(WHAT YOU HAVE TO DO):
Every line containing the word "data" must be pulled from the records.

:: RECORDS SUPPLIED ::

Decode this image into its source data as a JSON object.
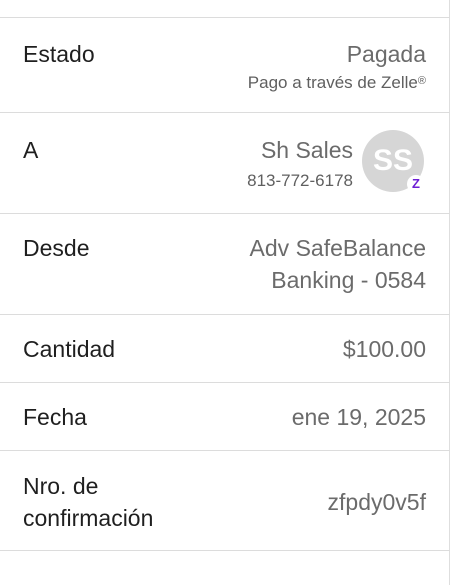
{
  "rows": {
    "status": {
      "label": "Estado",
      "value": "Pagada",
      "subtitle": "Pago a través de Zelle",
      "subtitle_mark": "®"
    },
    "to": {
      "label": "A",
      "name": "Sh Sales",
      "phone": "813-772-6178",
      "avatar_initials": "SS",
      "badge_icon": "zelle-z-icon",
      "badge_glyph": "Z"
    },
    "from": {
      "label": "Desde",
      "account_line1": "Adv SafeBalance",
      "account_line2": "Banking - 0584"
    },
    "amount": {
      "label": "Cantidad",
      "value": "$100.00"
    },
    "date": {
      "label": "Fecha",
      "value": "ene 19, 2025"
    },
    "confirmation": {
      "label_line1": "Nro. de",
      "label_line2": "confirmación",
      "value": "zfpdy0v5f"
    }
  },
  "colors": {
    "label_text": "#1f1f1f",
    "value_text": "#6b6b6b",
    "divider": "#dcdcdc",
    "avatar_bg": "#d6d6d6",
    "zelle_purple": "#6d1ed4"
  }
}
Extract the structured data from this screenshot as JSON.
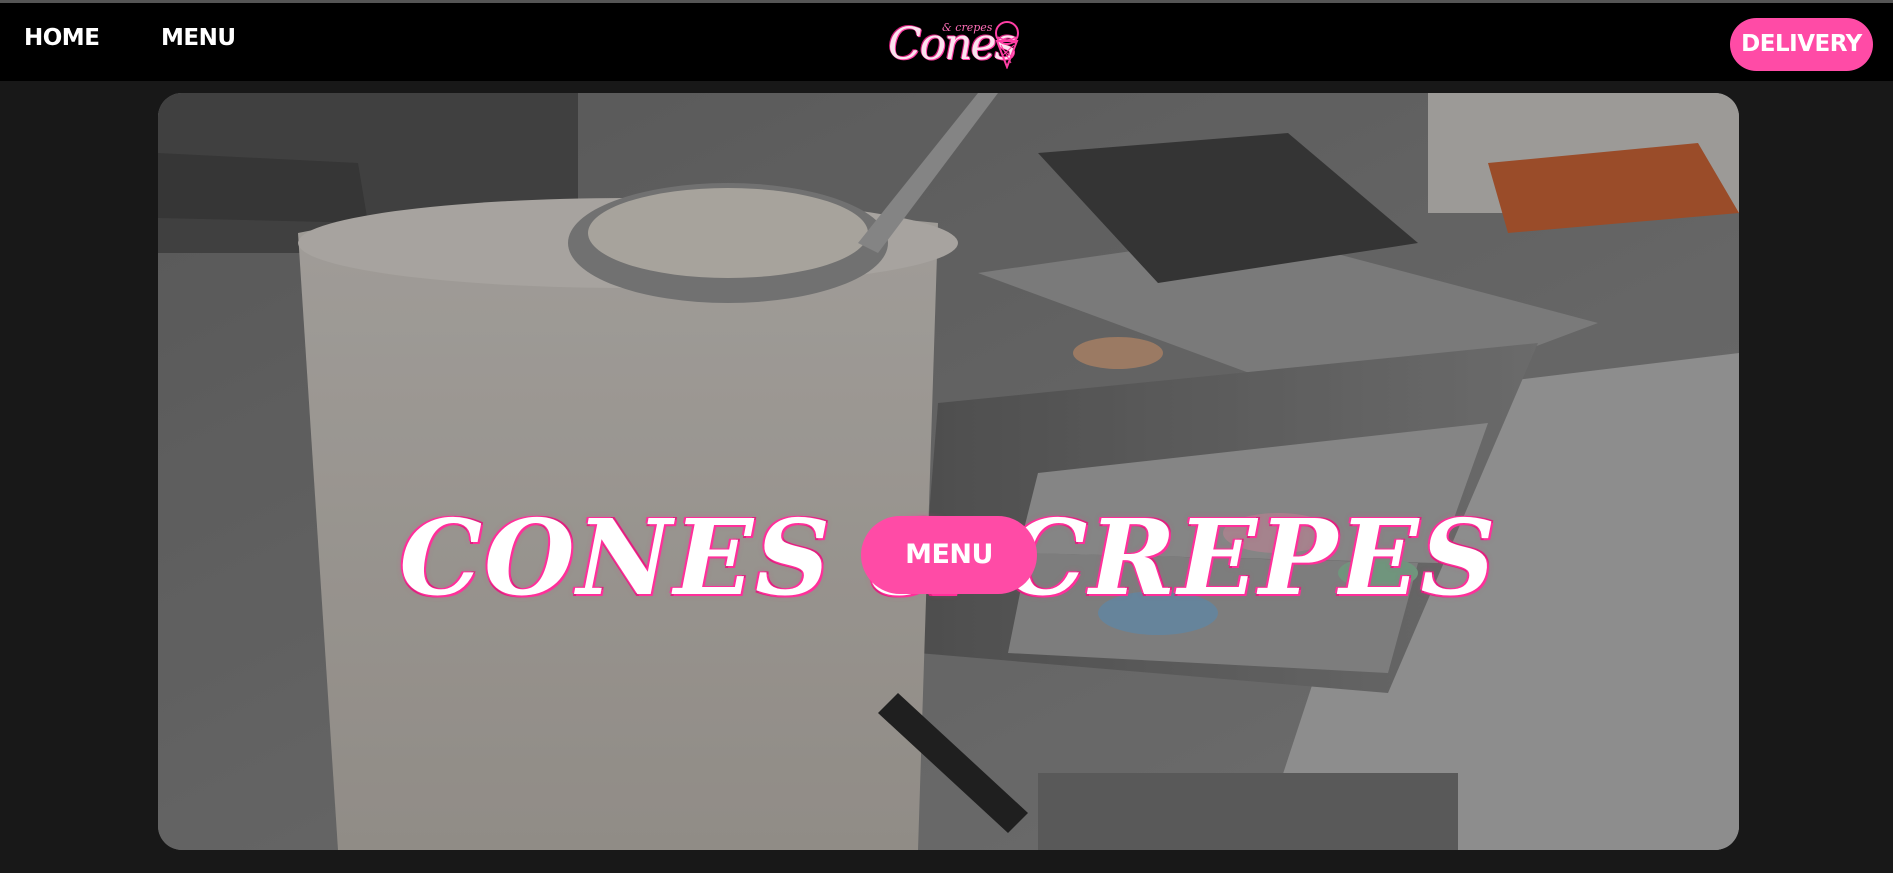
{
  "nav": {
    "home_label": "HOME",
    "menu_label": "MENU",
    "delivery_label": "DELIVERY"
  },
  "logo": {
    "script_text": "Cones",
    "small_text": "& crepes"
  },
  "hero": {
    "title": "CONES & CREPES",
    "menu_button_label": "MENU"
  },
  "colors": {
    "accent_pink": "#ff4ba6",
    "navbar_bg": "#000000",
    "page_bg": "#181818"
  }
}
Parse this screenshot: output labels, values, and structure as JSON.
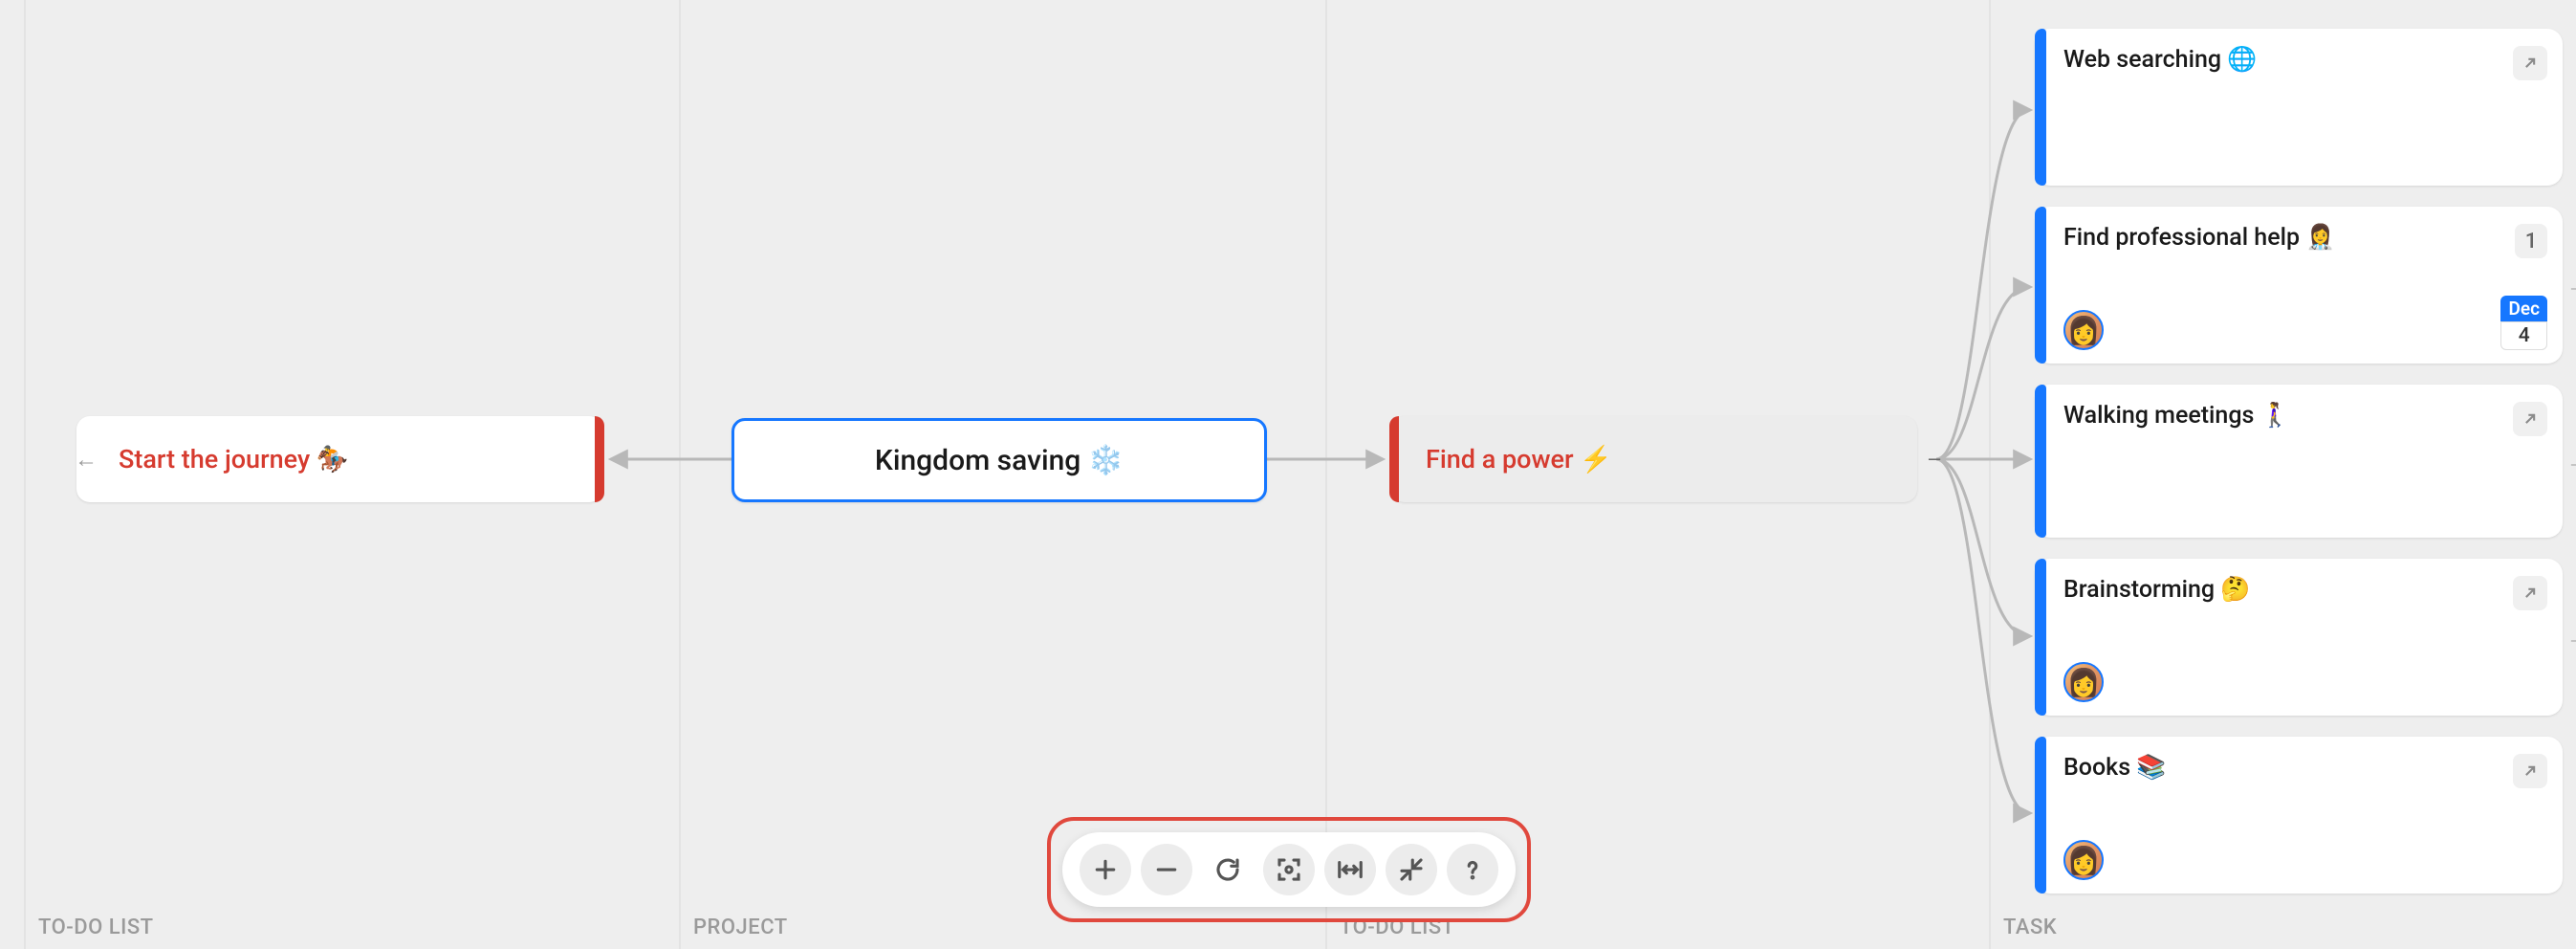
{
  "columns": {
    "todo_left_label": "TO-DO LIST",
    "project_label": "PROJECT",
    "todo_right_label": "TO-DO LIST",
    "task_label": "TASK"
  },
  "nodes": {
    "start_journey": {
      "title": "Start the journey 🏇"
    },
    "kingdom_saving": {
      "title": "Kingdom saving ❄️"
    },
    "find_power": {
      "title": "Find a power ⚡"
    }
  },
  "tasks": [
    {
      "title": "Web searching 🌐",
      "expand": true
    },
    {
      "title": "Find professional help 👩‍⚕️",
      "count": "1",
      "avatar": true,
      "date_month": "Dec",
      "date_day": "4"
    },
    {
      "title": "Walking meetings 🚶‍♀️",
      "expand": true
    },
    {
      "title": "Brainstorming 🤔",
      "expand": true,
      "avatar": true
    },
    {
      "title": "Books 📚",
      "expand": true,
      "avatar": true
    }
  ],
  "toolbar": {
    "zoom_in": "zoom-in",
    "zoom_out": "zoom-out",
    "reset": "reset-view",
    "focus": "focus-center",
    "fit_width": "fit-width",
    "collapse": "collapse-all",
    "help": "help"
  }
}
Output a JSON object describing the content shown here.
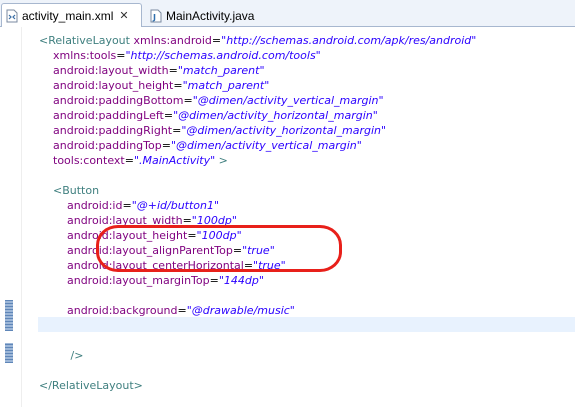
{
  "tabs": [
    {
      "label": "activity_main.xml",
      "close": "✕",
      "active": true,
      "icon": "xml-file-icon"
    },
    {
      "label": "MainActivity.java",
      "active": false,
      "icon": "java-file-icon"
    }
  ],
  "code": {
    "lines": [
      {
        "indent": "",
        "parts": [
          {
            "t": "tag",
            "v": "<RelativeLayout"
          },
          {
            "t": "plain",
            "v": " "
          },
          {
            "t": "attr",
            "v": "xmlns:android"
          },
          {
            "t": "eq",
            "v": "="
          },
          {
            "t": "val",
            "v": "\"http://schemas.android.com/apk/res/android\""
          }
        ]
      },
      {
        "indent": "    ",
        "parts": [
          {
            "t": "attr",
            "v": "xmlns:tools"
          },
          {
            "t": "eq",
            "v": "="
          },
          {
            "t": "val",
            "v": "\"http://schemas.android.com/tools\""
          }
        ]
      },
      {
        "indent": "    ",
        "parts": [
          {
            "t": "attr",
            "v": "android:layout_width"
          },
          {
            "t": "eq",
            "v": "="
          },
          {
            "t": "val",
            "v": "\"match_parent\""
          }
        ]
      },
      {
        "indent": "    ",
        "parts": [
          {
            "t": "attr",
            "v": "android:layout_height"
          },
          {
            "t": "eq",
            "v": "="
          },
          {
            "t": "val",
            "v": "\"match_parent\""
          }
        ]
      },
      {
        "indent": "    ",
        "parts": [
          {
            "t": "attr",
            "v": "android:paddingBottom"
          },
          {
            "t": "eq",
            "v": "="
          },
          {
            "t": "val",
            "v": "\"@dimen/activity_vertical_margin\""
          }
        ]
      },
      {
        "indent": "    ",
        "parts": [
          {
            "t": "attr",
            "v": "android:paddingLeft"
          },
          {
            "t": "eq",
            "v": "="
          },
          {
            "t": "val",
            "v": "\"@dimen/activity_horizontal_margin\""
          }
        ]
      },
      {
        "indent": "    ",
        "parts": [
          {
            "t": "attr",
            "v": "android:paddingRight"
          },
          {
            "t": "eq",
            "v": "="
          },
          {
            "t": "val",
            "v": "\"@dimen/activity_horizontal_margin\""
          }
        ]
      },
      {
        "indent": "    ",
        "parts": [
          {
            "t": "attr",
            "v": "android:paddingTop"
          },
          {
            "t": "eq",
            "v": "="
          },
          {
            "t": "val",
            "v": "\"@dimen/activity_vertical_margin\""
          }
        ]
      },
      {
        "indent": "    ",
        "parts": [
          {
            "t": "attr",
            "v": "tools:context"
          },
          {
            "t": "eq",
            "v": "="
          },
          {
            "t": "val",
            "v": "\".MainActivity\""
          },
          {
            "t": "plain",
            "v": " "
          },
          {
            "t": "tag",
            "v": ">"
          }
        ]
      },
      {
        "indent": "",
        "parts": []
      },
      {
        "indent": "    ",
        "parts": [
          {
            "t": "tag",
            "v": "<Button"
          }
        ]
      },
      {
        "indent": "        ",
        "parts": [
          {
            "t": "attr",
            "v": "android:id"
          },
          {
            "t": "eq",
            "v": "="
          },
          {
            "t": "val",
            "v": "\"@+id/button1\""
          }
        ]
      },
      {
        "indent": "        ",
        "parts": [
          {
            "t": "attr",
            "v": "android:layout_width"
          },
          {
            "t": "eq",
            "v": "="
          },
          {
            "t": "val",
            "v": "\"100dp\""
          }
        ]
      },
      {
        "indent": "        ",
        "parts": [
          {
            "t": "attr",
            "v": "android:layout_height"
          },
          {
            "t": "eq",
            "v": "="
          },
          {
            "t": "val",
            "v": "\"100dp\""
          }
        ]
      },
      {
        "indent": "        ",
        "parts": [
          {
            "t": "attr",
            "v": "android:layout_alignParentTop"
          },
          {
            "t": "eq",
            "v": "="
          },
          {
            "t": "val",
            "v": "\"true\""
          }
        ]
      },
      {
        "indent": "        ",
        "parts": [
          {
            "t": "attr",
            "v": "android:layout_centerHorizontal"
          },
          {
            "t": "eq",
            "v": "="
          },
          {
            "t": "val",
            "v": "\"true\""
          }
        ]
      },
      {
        "indent": "        ",
        "parts": [
          {
            "t": "attr",
            "v": "android:layout_marginTop"
          },
          {
            "t": "eq",
            "v": "="
          },
          {
            "t": "val",
            "v": "\"144dp\""
          }
        ]
      },
      {
        "indent": "",
        "parts": []
      },
      {
        "indent": "        ",
        "parts": [
          {
            "t": "attr",
            "v": "android:background"
          },
          {
            "t": "eq",
            "v": "="
          },
          {
            "t": "val",
            "v": "\"@drawable/music\""
          }
        ]
      },
      {
        "indent": "",
        "parts": []
      },
      {
        "indent": "",
        "parts": []
      },
      {
        "indent": "         ",
        "parts": [
          {
            "t": "tag",
            "v": "/>"
          }
        ]
      },
      {
        "indent": "",
        "parts": []
      },
      {
        "indent": "",
        "parts": [
          {
            "t": "tag",
            "v": "</RelativeLayout>"
          }
        ]
      }
    ]
  },
  "colors": {
    "tag": "#3f7f7f",
    "attribute": "#7f007f",
    "value": "#2a00ff",
    "annotation": "#e8201a",
    "current_line": "#e8f2fe"
  }
}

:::

(REPLY TO THE EXERCISE):
Decode this image into its source data as a JSON object.
Extract the structured data from this screenshot as JSON.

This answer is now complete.